ACTION ITEM:
Please copy every line of the records below that holds the word "inspection".

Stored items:
-*-
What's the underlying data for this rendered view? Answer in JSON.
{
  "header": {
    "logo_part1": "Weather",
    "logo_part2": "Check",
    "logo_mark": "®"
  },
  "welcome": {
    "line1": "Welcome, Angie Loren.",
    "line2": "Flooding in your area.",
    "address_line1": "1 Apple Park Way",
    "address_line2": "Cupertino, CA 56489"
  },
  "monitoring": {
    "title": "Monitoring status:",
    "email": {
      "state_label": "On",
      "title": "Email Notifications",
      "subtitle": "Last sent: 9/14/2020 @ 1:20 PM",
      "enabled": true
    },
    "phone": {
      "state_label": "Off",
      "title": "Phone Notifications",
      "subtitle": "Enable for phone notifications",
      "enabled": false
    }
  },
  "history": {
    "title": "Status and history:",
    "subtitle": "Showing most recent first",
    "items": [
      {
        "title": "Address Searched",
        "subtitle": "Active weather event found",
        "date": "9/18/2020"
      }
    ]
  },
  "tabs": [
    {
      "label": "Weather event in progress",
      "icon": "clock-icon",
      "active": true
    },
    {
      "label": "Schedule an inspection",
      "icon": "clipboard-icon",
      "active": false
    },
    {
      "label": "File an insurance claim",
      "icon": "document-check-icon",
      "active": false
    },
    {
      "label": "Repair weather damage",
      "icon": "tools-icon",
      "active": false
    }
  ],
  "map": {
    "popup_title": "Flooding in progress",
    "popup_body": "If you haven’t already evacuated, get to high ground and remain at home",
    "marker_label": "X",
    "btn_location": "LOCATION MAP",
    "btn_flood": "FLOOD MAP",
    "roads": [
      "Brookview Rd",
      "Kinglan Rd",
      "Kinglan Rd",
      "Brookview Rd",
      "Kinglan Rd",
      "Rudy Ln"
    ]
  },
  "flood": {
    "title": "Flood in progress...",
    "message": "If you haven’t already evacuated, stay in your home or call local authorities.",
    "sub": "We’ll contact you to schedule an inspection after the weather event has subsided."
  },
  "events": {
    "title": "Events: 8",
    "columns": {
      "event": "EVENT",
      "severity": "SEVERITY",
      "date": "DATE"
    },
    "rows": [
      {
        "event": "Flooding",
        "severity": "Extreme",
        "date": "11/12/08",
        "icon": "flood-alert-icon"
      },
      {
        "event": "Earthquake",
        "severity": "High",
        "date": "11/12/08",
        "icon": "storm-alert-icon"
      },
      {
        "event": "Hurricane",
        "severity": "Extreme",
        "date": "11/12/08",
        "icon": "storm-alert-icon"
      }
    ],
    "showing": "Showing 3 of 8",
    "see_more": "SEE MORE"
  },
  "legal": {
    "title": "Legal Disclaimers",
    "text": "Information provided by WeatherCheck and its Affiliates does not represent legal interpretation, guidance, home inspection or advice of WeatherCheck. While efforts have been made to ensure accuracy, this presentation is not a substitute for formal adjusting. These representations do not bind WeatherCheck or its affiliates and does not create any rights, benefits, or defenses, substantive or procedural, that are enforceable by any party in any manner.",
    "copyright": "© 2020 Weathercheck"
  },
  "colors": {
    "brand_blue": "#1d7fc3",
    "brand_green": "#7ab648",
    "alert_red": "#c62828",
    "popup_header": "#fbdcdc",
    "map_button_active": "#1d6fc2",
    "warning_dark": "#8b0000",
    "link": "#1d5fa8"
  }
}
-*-
RESPONSE TO THE EXERCISE:
      "label": "Schedule an inspection",
    "sub": "We’ll contact you to schedule an inspection after the weather event has subsided."
    "text": "Information provided by WeatherCheck and its Affiliates does not represent legal interpretation, guidance, home inspection or advice of WeatherCheck. While efforts have been made to ensure accuracy, this presentation is not a substitute for formal adjusting. These representations do not bind WeatherCheck or its affiliates and does not create any rights, benefits, or defenses, substantive or procedural, that are enforceable by any party in any manner.",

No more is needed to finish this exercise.